Phyllite lusterRead Now
Discussing color selection for a home's exterior is always significant. This 1967 distorted mid-century home was no exception. The homeowners have taken on the task of general contractor, laborer, designer, and bringing in specialists as needed. Struggling with some key color decisions I was invited to assist in the process.
The new floor plan takes advantage of extensive floor to ceiling windows across the back. Stepping into the split-level foyer the feeling is reminiscent of the garage in Ferris Bueller's Day Off. The rear of the house is set high overlooking the pool, the wooded distance, and the expansive sky above. Inside we chatted about interior window and trim stain. We coordinated the existing finishes (stone fireplace, stone wall, walnut accented walls, wood ceiling, wood beams) by selecting a deep hue to frame the massive collection of soaring twenty foot high windows allowing the sight line to move quickly to the outdoors. The wood floor was chosen purely for a biophilic design principle - don't screw with Mother Nature. Laying just outside the floor to ceiling window, adjacent to the enormous stone fireplace, lay the seasonal ground cover, dried leaves in an autumn blonde hue. Done and done. The new wood flooring, repeating the highlights of the stone, would be the same blonde hue running throughout the house acting as the catalyst for everything organic.

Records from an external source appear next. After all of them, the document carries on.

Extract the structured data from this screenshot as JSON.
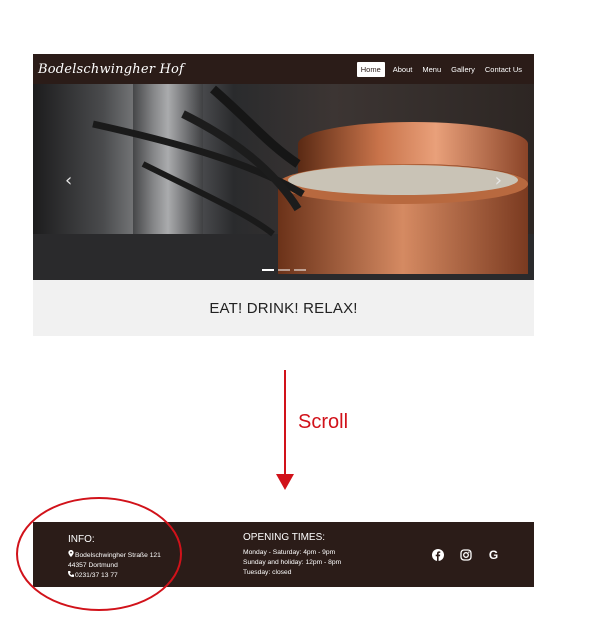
{
  "site": {
    "brand": "Bodelschwingher Hof",
    "nav": [
      "Home",
      "About",
      "Menu",
      "Gallery",
      "Contact Us"
    ],
    "active_nav": "Home",
    "tagline": "EAT! DRINK! RELAX!"
  },
  "annotation": {
    "scroll_label": "Scroll",
    "color": "#d1121a"
  },
  "footer": {
    "info_heading": "INFO:",
    "address_line1": "Bodelschwingher Straße 121",
    "address_line2": "44357 Dortmund",
    "phone": "0231/37 13 77",
    "hours_heading": "OPENING TIMES:",
    "hours": [
      "Monday - Saturday: 4pm - 9pm",
      "Sunday and holiday: 12pm - 8pm",
      "Tuesday: closed"
    ],
    "socials": [
      "facebook-icon",
      "instagram-icon",
      "google-icon"
    ],
    "background": "#2b1c18"
  }
}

In the kitchen I was curious about the excessive amount of 6" LED surface mount fixtures on the ceiling - I mean way way too many for the average kitchen. My puzzled face drew a response, "We shoot YouTube cooking videos and need a ton of light". OK that made sense. And, since each light will be individually controlled by a phone app the video chefs created theatrical stage lighting for their home kitchen.
Back outside we reviewed the existing elements: the phyllite stacked stone, the vertical siding, and the "outlines" - window frames, door frame, gutter, facia boards, soffit. The Phyllite stone is incredibly unique in Midwest residential housing, cannot be found locally, and was perhaps shipped from the Appalachians in the nineteen-sixties. The stone is the highlight of the home both outside and inside. It is a fine grained, green-gray metamorphic rock with noticeable layers and a distinct luster caused by the mica particles. These characteristics are what caused the homeowners to struggle in selecting the paint color for the siding. They already installed new Pella windows in iron ore which are not the same as the new gutters or the existing window frames. After painting the siding blue grey they were frustrated. Next they splashed along the façade many stripes of many colors, not much different than Dolly's coat, in an effort to figure out which one would work best. The sample stripes were costly, migraine inducing, and of course none of them did work because, because, because, yada, yada, yada … random acts of design don't work. After days of discourse, perhaps some disagreement with the painter, they invited me to shed light on the color selection process. Voila'. Sherwin-Williams Zeus was perfect. Zeus honors the green luster of the stone, will unite the cluster of blocks across the length of the house, and be the chameleon in the woods changing with every light of day and season. Back to basics with Mother Nature! The homeowner's were impressed, excited, and relieved. They loved it. After all, Zeus is the Greek god of sky, lightning, and thunder. Perfect for the setting.
After photos coming!
Geri loves to consume color through art, architecture, photography, and interior spaces of all built environments. She is a museum enthusiast. Exploring new places, cultures, and restaurants will always be a part of her life. Geri loves the creative process of cooking with natural fresh local ingredients and adores the beauty of colorfully plated food.